2016 Laureates of The World Food Prize: Maria Andrade, Robert Mwanga, Jan Low, Howarth Bouis (left to right) (Courtesy of The World Food Prize)
2016 Laureates of The World Food Prize: Maria Andrade, Robert Mwanga, Jan Low, Howarth Bouis (left to right) (Courtesy of The World Food Prize)

Scientists honored for contributions to food security.

In 1986, Norman Borlaug, an agronomist and Nobel Laureate who is widely recognized as the "father of the Green Revolution," established the World Food Prize. This annual international award, known as the “Nobel Prize for Agriculture and Nutrition”, recognizes the achievements of individuals who have advanced human development by improving the quality, quantity or availability of food in the world.

This year, four individuals share the Prize. All four work to improve the nutritional value of staple foods and to reduce hidden hunger: mineral and vitamin deficiency.

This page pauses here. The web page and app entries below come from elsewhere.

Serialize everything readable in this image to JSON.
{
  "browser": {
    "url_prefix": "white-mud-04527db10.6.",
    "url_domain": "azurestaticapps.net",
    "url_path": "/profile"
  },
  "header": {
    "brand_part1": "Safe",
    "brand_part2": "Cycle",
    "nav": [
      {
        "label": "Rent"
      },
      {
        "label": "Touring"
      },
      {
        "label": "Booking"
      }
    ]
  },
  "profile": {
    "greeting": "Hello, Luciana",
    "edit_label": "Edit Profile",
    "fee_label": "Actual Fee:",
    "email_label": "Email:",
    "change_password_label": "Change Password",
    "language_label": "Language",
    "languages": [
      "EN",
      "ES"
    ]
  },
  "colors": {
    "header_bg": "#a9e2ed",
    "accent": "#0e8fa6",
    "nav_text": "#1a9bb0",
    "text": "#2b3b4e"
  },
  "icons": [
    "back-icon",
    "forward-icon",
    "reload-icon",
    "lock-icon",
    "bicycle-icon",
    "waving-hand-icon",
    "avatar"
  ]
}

Dr. Maria Andrade of Cape Verde, of Dr. Robert Mwanga of Uganda, and Dr. Jan Low of the United States work for the International Potato Center. They were honored for developing the orange-fleshed sweet potato, the single most successful example of micronutrient and vitamin biofortification.

Plant scientists Dr. Andrade and Dr. Mwanga bred the sweet potato to be particularly rich in vitamin A, while Dr. Low structured nutrition studies and programs that convinced almost two million households in 10 African countries to plant, purchase and consume this food.

Vitamin A deficiency is one of the most pernicious forms of undernourishment in the developing world, and the leading cause of child blindness there. It causes stunting, weakens immunity in children under the age of 5, and increases their risk of dying from diarrhea, measles and malaria by around 22 percent.

Dr. Howarth Bouis of the United States, the founder of HarvestPlus at the International Food Policy Research Institute, pioneered the implementation of a multi-institutional approach to biofortification as a global plant breeding strategy. As a result, crops such as iron and zinc fortified beans, rice, wheat and pearl millet, and Vitamin A-enriched cassava, maize and orange-fleshed sweet potatoes are being tested or released in over 40 countries.

“These men and women represent the very best of their field, and they chose to put all their talent, energy, and skill in service of a better world,” said USAID Administrator Gayle Smith.

“Congratulations to our Laureates. You have proven that science matters and that when matched with dedication, it can change people’s lives. Thank you so much, for everything you do to build a more food secure world.”